____ PROVIDED DATA

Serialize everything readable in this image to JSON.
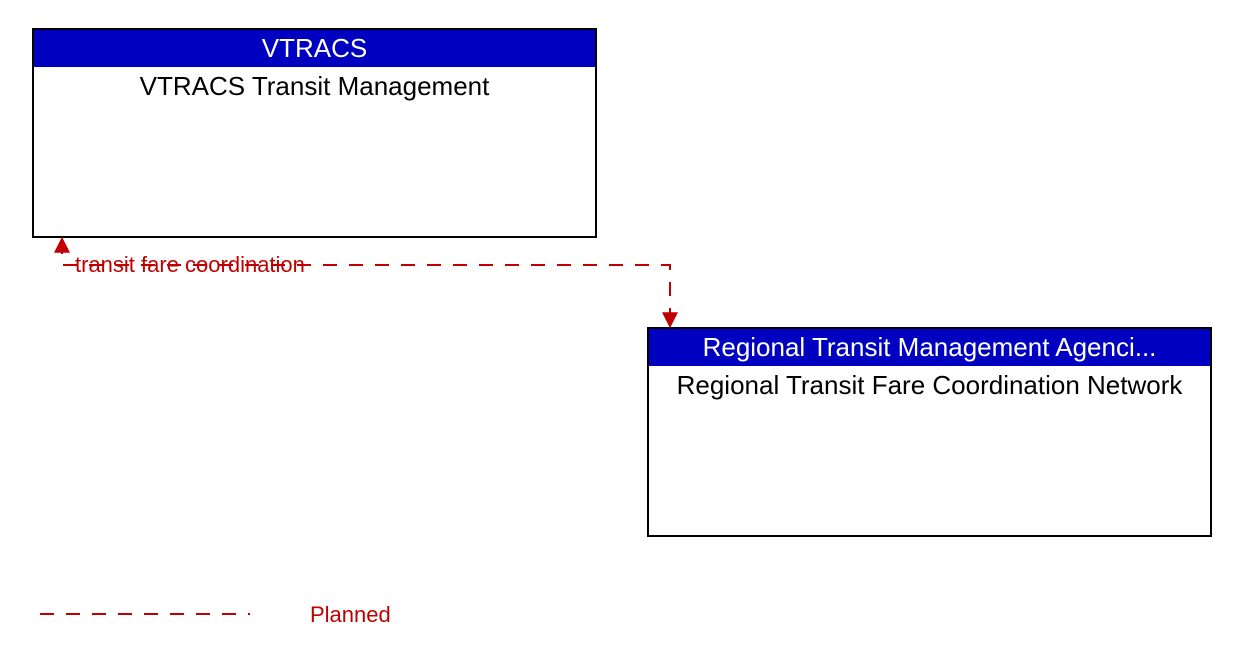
{
  "boxes": {
    "top": {
      "header": "VTRACS",
      "body": "VTRACS Transit Management"
    },
    "bottom": {
      "header": "Regional Transit Management Agenci...",
      "body": "Regional Transit Fare Coordination Network"
    }
  },
  "connector_label": "transit fare coordination",
  "legend": {
    "planned": "Planned"
  },
  "colors": {
    "header_bg": "#0000c0",
    "connector": "#c00000"
  }
}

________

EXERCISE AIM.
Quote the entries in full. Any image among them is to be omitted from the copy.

ANSWER TO THIS EXERCISE.
Serialize everything readable in this image to JSON.
{
  "boxes": {
    "top": {
      "header": "VTRACS",
      "body": "VTRACS Transit Management"
    },
    "bottom": {
      "header": "Regional Transit Management Agenci...",
      "body": "Regional Transit Fare Coordination Network"
    }
  },
  "connector_label": "transit fare coordination",
  "legend": {
    "planned": "Planned"
  },
  "colors": {
    "header_bg": "#0000c0",
    "connector": "#c00000"
  }
}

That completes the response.